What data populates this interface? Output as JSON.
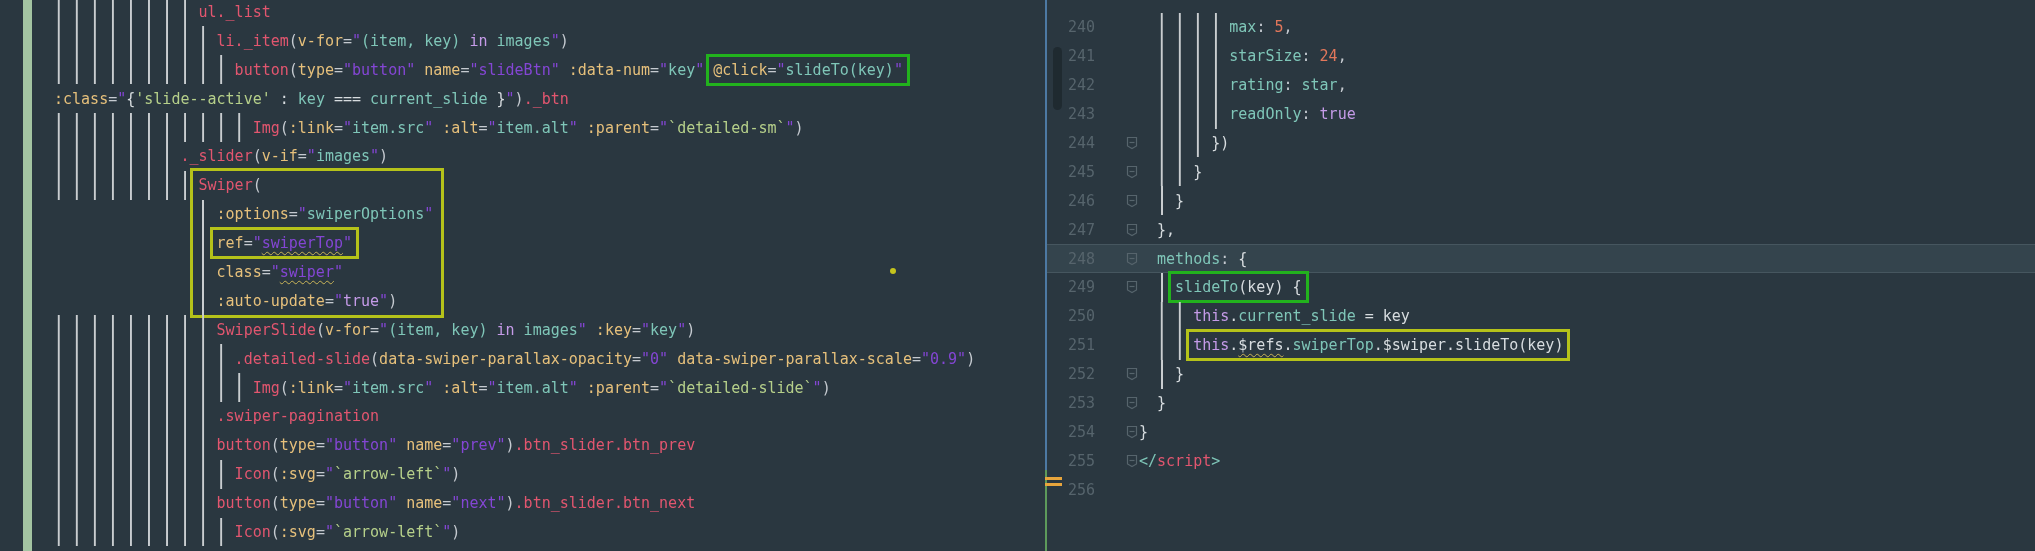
{
  "left_editor": {
    "lines": [
      {
        "kind": "line",
        "segments": [
          {
            "tokens": [
              {
                "kind": "tag",
                "text": "                ul._list"
              }
            ]
          }
        ]
      },
      {
        "kind": "line",
        "segments": [
          {
            "tokens": [
              {
                "kind": "tag",
                "text": "                  li._item"
              },
              {
                "kind": "p",
                "text": "("
              },
              {
                "kind": "at",
                "text": "v-for"
              },
              {
                "kind": "p",
                "text": "="
              },
              {
                "kind": "q",
                "text": "\""
              },
              {
                "kind": "e",
                "text": "(item, key) "
              },
              {
                "kind": "k",
                "text": "in"
              },
              {
                "kind": "e",
                "text": " images"
              },
              {
                "kind": "q",
                "text": "\""
              },
              {
                "kind": "p",
                "text": ")"
              }
            ]
          }
        ]
      },
      {
        "kind": "line",
        "segments": [
          {
            "tokens": [
              {
                "kind": "tag",
                "text": "                    button"
              },
              {
                "kind": "p",
                "text": "("
              },
              {
                "kind": "at",
                "text": "type"
              },
              {
                "kind": "p",
                "text": "="
              },
              {
                "kind": "q",
                "text": "\""
              },
              {
                "kind": "s",
                "text": "button"
              },
              {
                "kind": "q",
                "text": "\""
              },
              {
                "kind": "at",
                "text": " name"
              },
              {
                "kind": "p",
                "text": "="
              },
              {
                "kind": "q",
                "text": "\""
              },
              {
                "kind": "s",
                "text": "slideBtn"
              },
              {
                "kind": "q",
                "text": "\""
              },
              {
                "kind": "at",
                "text": " :data-num"
              },
              {
                "kind": "p",
                "text": "="
              },
              {
                "kind": "q",
                "text": "\""
              },
              {
                "kind": "e",
                "text": "key"
              },
              {
                "kind": "q",
                "text": "\" "
              }
            ]
          },
          {
            "color": "#22b21d",
            "tokens": [
              {
                "kind": "at",
                "text": "@click"
              },
              {
                "kind": "p",
                "text": "="
              },
              {
                "kind": "q",
                "text": "\""
              },
              {
                "kind": "e",
                "text": "slideTo(key)"
              },
              {
                "kind": "q",
                "text": "\""
              }
            ]
          }
        ]
      },
      {
        "kind": "line",
        "segments": [
          {
            "tokens": [
              {
                "kind": "at",
                "text": ":class"
              },
              {
                "kind": "p",
                "text": "="
              },
              {
                "kind": "q",
                "text": "\""
              },
              {
                "kind": "w",
                "text": "{"
              },
              {
                "kind": "t",
                "text": "'slide--active'"
              },
              {
                "kind": "w",
                "text": " : "
              },
              {
                "kind": "e",
                "text": "key"
              },
              {
                "kind": "w",
                "text": " === "
              },
              {
                "kind": "e",
                "text": "current_slide"
              },
              {
                "kind": "w",
                "text": " }"
              },
              {
                "kind": "q",
                "text": "\""
              },
              {
                "kind": "p",
                "text": ")"
              },
              {
                "kind": "tag",
                "text": "._btn"
              }
            ]
          }
        ]
      },
      {
        "kind": "line",
        "segments": [
          {
            "tokens": [
              {
                "kind": "tag",
                "text": "                      Img"
              },
              {
                "kind": "p",
                "text": "("
              },
              {
                "kind": "at",
                "text": ":link"
              },
              {
                "kind": "p",
                "text": "="
              },
              {
                "kind": "q",
                "text": "\""
              },
              {
                "kind": "e",
                "text": "item.src"
              },
              {
                "kind": "q",
                "text": "\""
              },
              {
                "kind": "at",
                "text": " :alt"
              },
              {
                "kind": "p",
                "text": "="
              },
              {
                "kind": "q",
                "text": "\""
              },
              {
                "kind": "e",
                "text": "item.alt"
              },
              {
                "kind": "q",
                "text": "\""
              },
              {
                "kind": "at",
                "text": " :parent"
              },
              {
                "kind": "p",
                "text": "="
              },
              {
                "kind": "q",
                "text": "\""
              },
              {
                "kind": "t",
                "text": "`detailed-sm`"
              },
              {
                "kind": "q",
                "text": "\""
              },
              {
                "kind": "p",
                "text": ")"
              }
            ]
          }
        ]
      },
      {
        "kind": "line",
        "segments": [
          {
            "tokens": [
              {
                "kind": "tag",
                "text": "              ._slider"
              },
              {
                "kind": "p",
                "text": "("
              },
              {
                "kind": "at",
                "text": "v-if"
              },
              {
                "kind": "p",
                "text": "="
              },
              {
                "kind": "q",
                "text": "\""
              },
              {
                "kind": "e",
                "text": "images"
              },
              {
                "kind": "q",
                "text": "\""
              },
              {
                "kind": "p",
                "text": ")"
              }
            ]
          }
        ]
      },
      {
        "kind": "block",
        "color": "#b5c21a",
        "lines": [
          {
            "kind": "line",
            "segments": [
              {
                "tokens": [
                  {
                    "kind": "tag",
                    "text": "                Swiper"
                  },
                  {
                    "kind": "p",
                    "text": "("
                  }
                ]
              }
            ]
          },
          {
            "kind": "line",
            "segments": [
              {
                "tokens": [
                  {
                    "kind": "at",
                    "text": "                  :options"
                  },
                  {
                    "kind": "p",
                    "text": "="
                  },
                  {
                    "kind": "q",
                    "text": "\""
                  },
                  {
                    "kind": "e",
                    "text": "swiperOptions"
                  },
                  {
                    "kind": "q",
                    "text": "\""
                  }
                ]
              }
            ]
          },
          {
            "kind": "line",
            "segments": [
              {
                "color": "#b5c21a",
                "tokens": [
                  {
                    "kind": "at",
                    "text": "                  ref"
                  },
                  {
                    "kind": "p",
                    "text": "="
                  },
                  {
                    "kind": "q",
                    "text": "\""
                  },
                  {
                    "kind": "s",
                    "text": "swiperTop",
                    "misspelled": true
                  },
                  {
                    "kind": "q",
                    "text": "\""
                  }
                ]
              }
            ]
          },
          {
            "kind": "line",
            "segments": [
              {
                "tokens": [
                  {
                    "kind": "at",
                    "text": "                  class"
                  },
                  {
                    "kind": "p",
                    "text": "="
                  },
                  {
                    "kind": "q",
                    "text": "\""
                  },
                  {
                    "kind": "s",
                    "text": "swiper",
                    "misspelled": true
                  },
                  {
                    "kind": "q",
                    "text": "\""
                  }
                ]
              }
            ]
          },
          {
            "kind": "line",
            "segments": [
              {
                "tokens": [
                  {
                    "kind": "at",
                    "text": "                  :auto-update"
                  },
                  {
                    "kind": "p",
                    "text": "="
                  },
                  {
                    "kind": "q",
                    "text": "\""
                  },
                  {
                    "kind": "k",
                    "text": "true"
                  },
                  {
                    "kind": "q",
                    "text": "\""
                  },
                  {
                    "kind": "p",
                    "text": ")"
                  }
                ]
              }
            ]
          }
        ]
      },
      {
        "kind": "line",
        "segments": [
          {
            "tokens": [
              {
                "kind": "tag",
                "text": "                  SwiperSlide"
              },
              {
                "kind": "p",
                "text": "("
              },
              {
                "kind": "at",
                "text": "v-for"
              },
              {
                "kind": "p",
                "text": "="
              },
              {
                "kind": "q",
                "text": "\""
              },
              {
                "kind": "e",
                "text": "(item, key) "
              },
              {
                "kind": "k",
                "text": "in"
              },
              {
                "kind": "e",
                "text": " images"
              },
              {
                "kind": "q",
                "text": "\""
              },
              {
                "kind": "at",
                "text": " :key"
              },
              {
                "kind": "p",
                "text": "="
              },
              {
                "kind": "q",
                "text": "\""
              },
              {
                "kind": "e",
                "text": "key"
              },
              {
                "kind": "q",
                "text": "\""
              },
              {
                "kind": "p",
                "text": ")"
              }
            ]
          }
        ]
      },
      {
        "kind": "line",
        "segments": [
          {
            "tokens": [
              {
                "kind": "tag",
                "text": "                    .detailed-slide"
              },
              {
                "kind": "p",
                "text": "("
              },
              {
                "kind": "at",
                "text": "data-swiper-parallax-opacity"
              },
              {
                "kind": "p",
                "text": "="
              },
              {
                "kind": "q",
                "text": "\""
              },
              {
                "kind": "s",
                "text": "0"
              },
              {
                "kind": "q",
                "text": "\""
              },
              {
                "kind": "at",
                "text": " data-swiper-parallax-scale"
              },
              {
                "kind": "p",
                "text": "="
              },
              {
                "kind": "q",
                "text": "\""
              },
              {
                "kind": "s",
                "text": "0.9"
              },
              {
                "kind": "q",
                "text": "\""
              },
              {
                "kind": "p",
                "text": ")"
              }
            ]
          }
        ]
      },
      {
        "kind": "line",
        "segments": [
          {
            "tokens": [
              {
                "kind": "tag",
                "text": "                      Img"
              },
              {
                "kind": "p",
                "text": "("
              },
              {
                "kind": "at",
                "text": ":link"
              },
              {
                "kind": "p",
                "text": "="
              },
              {
                "kind": "q",
                "text": "\""
              },
              {
                "kind": "e",
                "text": "item.src"
              },
              {
                "kind": "q",
                "text": "\""
              },
              {
                "kind": "at",
                "text": " :alt"
              },
              {
                "kind": "p",
                "text": "="
              },
              {
                "kind": "q",
                "text": "\""
              },
              {
                "kind": "e",
                "text": "item.alt"
              },
              {
                "kind": "q",
                "text": "\""
              },
              {
                "kind": "at",
                "text": " :parent"
              },
              {
                "kind": "p",
                "text": "="
              },
              {
                "kind": "q",
                "text": "\""
              },
              {
                "kind": "t",
                "text": "`detailed-slide`"
              },
              {
                "kind": "q",
                "text": "\""
              },
              {
                "kind": "p",
                "text": ")"
              }
            ]
          }
        ]
      },
      {
        "kind": "line",
        "segments": [
          {
            "tokens": [
              {
                "kind": "tag",
                "text": "                  .swiper-pagination"
              }
            ]
          }
        ]
      },
      {
        "kind": "line",
        "segments": [
          {
            "tokens": [
              {
                "kind": "tag",
                "text": "                  button"
              },
              {
                "kind": "p",
                "text": "("
              },
              {
                "kind": "at",
                "text": "type"
              },
              {
                "kind": "p",
                "text": "="
              },
              {
                "kind": "q",
                "text": "\""
              },
              {
                "kind": "s",
                "text": "button"
              },
              {
                "kind": "q",
                "text": "\""
              },
              {
                "kind": "at",
                "text": " name"
              },
              {
                "kind": "p",
                "text": "="
              },
              {
                "kind": "q",
                "text": "\""
              },
              {
                "kind": "s",
                "text": "prev"
              },
              {
                "kind": "q",
                "text": "\""
              },
              {
                "kind": "p",
                "text": ")"
              },
              {
                "kind": "tag",
                "text": ".btn_slider.btn_prev"
              }
            ]
          }
        ]
      },
      {
        "kind": "line",
        "segments": [
          {
            "tokens": [
              {
                "kind": "tag",
                "text": "                    Icon"
              },
              {
                "kind": "p",
                "text": "("
              },
              {
                "kind": "at",
                "text": ":svg"
              },
              {
                "kind": "p",
                "text": "="
              },
              {
                "kind": "q",
                "text": "\""
              },
              {
                "kind": "t",
                "text": "`arrow-left`"
              },
              {
                "kind": "q",
                "text": "\""
              },
              {
                "kind": "p",
                "text": ")"
              }
            ]
          }
        ]
      },
      {
        "kind": "line",
        "segments": [
          {
            "tokens": [
              {
                "kind": "tag",
                "text": "                  button"
              },
              {
                "kind": "p",
                "text": "("
              },
              {
                "kind": "at",
                "text": "type"
              },
              {
                "kind": "p",
                "text": "="
              },
              {
                "kind": "q",
                "text": "\""
              },
              {
                "kind": "s",
                "text": "button"
              },
              {
                "kind": "q",
                "text": "\""
              },
              {
                "kind": "at",
                "text": " name"
              },
              {
                "kind": "p",
                "text": "="
              },
              {
                "kind": "q",
                "text": "\""
              },
              {
                "kind": "s",
                "text": "next"
              },
              {
                "kind": "q",
                "text": "\""
              },
              {
                "kind": "p",
                "text": ")"
              },
              {
                "kind": "tag",
                "text": ".btn_slider.btn_next"
              }
            ]
          }
        ]
      },
      {
        "kind": "line",
        "segments": [
          {
            "tokens": [
              {
                "kind": "tag",
                "text": "                    Icon"
              },
              {
                "kind": "p",
                "text": "("
              },
              {
                "kind": "at",
                "text": ":svg"
              },
              {
                "kind": "p",
                "text": "="
              },
              {
                "kind": "q",
                "text": "\""
              },
              {
                "kind": "t",
                "text": "`arrow-left`"
              },
              {
                "kind": "q",
                "text": "\""
              },
              {
                "kind": "p",
                "text": ")"
              }
            ]
          }
        ]
      }
    ]
  },
  "right_editor": {
    "lines": [
      {
        "number": "240",
        "fold": false,
        "current": false,
        "segments": [
          {
            "tokens": [
              {
                "kind": "pr",
                "text": "          max"
              },
              {
                "kind": "p",
                "text": ": "
              },
              {
                "kind": "n",
                "text": "5"
              },
              {
                "kind": "p",
                "text": ","
              }
            ]
          }
        ]
      },
      {
        "number": "241",
        "fold": false,
        "current": false,
        "segments": [
          {
            "tokens": [
              {
                "kind": "pr",
                "text": "          starSize"
              },
              {
                "kind": "p",
                "text": ": "
              },
              {
                "kind": "n",
                "text": "24"
              },
              {
                "kind": "p",
                "text": ","
              }
            ]
          }
        ]
      },
      {
        "number": "242",
        "fold": false,
        "current": false,
        "segments": [
          {
            "tokens": [
              {
                "kind": "pr",
                "text": "          rating"
              },
              {
                "kind": "p",
                "text": ": "
              },
              {
                "kind": "pr",
                "text": "star"
              },
              {
                "kind": "p",
                "text": ","
              }
            ]
          }
        ]
      },
      {
        "number": "243",
        "fold": false,
        "current": false,
        "segments": [
          {
            "tokens": [
              {
                "kind": "pr",
                "text": "          readOnly"
              },
              {
                "kind": "p",
                "text": ": "
              },
              {
                "kind": "k",
                "text": "true"
              }
            ]
          }
        ]
      },
      {
        "number": "244",
        "fold": true,
        "current": false,
        "segments": [
          {
            "tokens": [
              {
                "kind": "w",
                "text": "        })"
              }
            ]
          }
        ]
      },
      {
        "number": "245",
        "fold": true,
        "current": false,
        "segments": [
          {
            "tokens": [
              {
                "kind": "w",
                "text": "      }"
              }
            ]
          }
        ]
      },
      {
        "number": "246",
        "fold": true,
        "current": false,
        "segments": [
          {
            "tokens": [
              {
                "kind": "w",
                "text": "    }"
              }
            ]
          }
        ]
      },
      {
        "number": "247",
        "fold": true,
        "current": false,
        "segments": [
          {
            "tokens": [
              {
                "kind": "w",
                "text": "  },"
              }
            ]
          }
        ]
      },
      {
        "number": "248",
        "fold": true,
        "current": true,
        "segments": [
          {
            "tokens": [
              {
                "kind": "pr",
                "text": "  methods"
              },
              {
                "kind": "p",
                "text": ":"
              },
              {
                "kind": "w",
                "text": " {"
              }
            ]
          }
        ]
      },
      {
        "number": "249",
        "fold": true,
        "current": false,
        "segments": [
          {
            "color": "#22b21d",
            "tokens": [
              {
                "kind": "pr",
                "text": "    slideTo"
              },
              {
                "kind": "w",
                "text": "(key) {"
              }
            ]
          }
        ]
      },
      {
        "number": "250",
        "fold": false,
        "current": false,
        "segments": [
          {
            "tokens": [
              {
                "kind": "k",
                "text": "      this"
              },
              {
                "kind": "w",
                "text": "."
              },
              {
                "kind": "pr",
                "text": "current_slide"
              },
              {
                "kind": "w",
                "text": " = key"
              }
            ]
          }
        ]
      },
      {
        "number": "251",
        "fold": false,
        "current": false,
        "segments": [
          {
            "color": "#b5c21a",
            "tokens": [
              {
                "kind": "k",
                "text": "      this"
              },
              {
                "kind": "w",
                "text": "."
              },
              {
                "kind": "w",
                "text": "$refs",
                "misspelled": true
              },
              {
                "kind": "w",
                "text": "."
              },
              {
                "kind": "pr",
                "text": "swiperTop"
              },
              {
                "kind": "w",
                "text": ".$swiper.slideTo(key)"
              }
            ]
          }
        ]
      },
      {
        "number": "252",
        "fold": true,
        "current": false,
        "segments": [
          {
            "tokens": [
              {
                "kind": "w",
                "text": "    }"
              }
            ]
          }
        ]
      },
      {
        "number": "253",
        "fold": true,
        "current": false,
        "segments": [
          {
            "tokens": [
              {
                "kind": "w",
                "text": "  }"
              }
            ]
          }
        ]
      },
      {
        "number": "254",
        "fold": true,
        "current": false,
        "segments": [
          {
            "tokens": [
              {
                "kind": "w",
                "text": "}"
              }
            ]
          }
        ]
      },
      {
        "number": "255",
        "fold": true,
        "current": false,
        "segments": [
          {
            "tokens": [
              {
                "kind": "e",
                "text": "</"
              },
              {
                "kind": "tag",
                "text": "script"
              },
              {
                "kind": "e",
                "text": ">"
              }
            ]
          }
        ]
      },
      {
        "number": "256",
        "fold": false,
        "current": false
      }
    ]
  }
}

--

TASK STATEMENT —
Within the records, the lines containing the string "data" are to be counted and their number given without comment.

SOLUTION FOR THIS PROBLEM —
4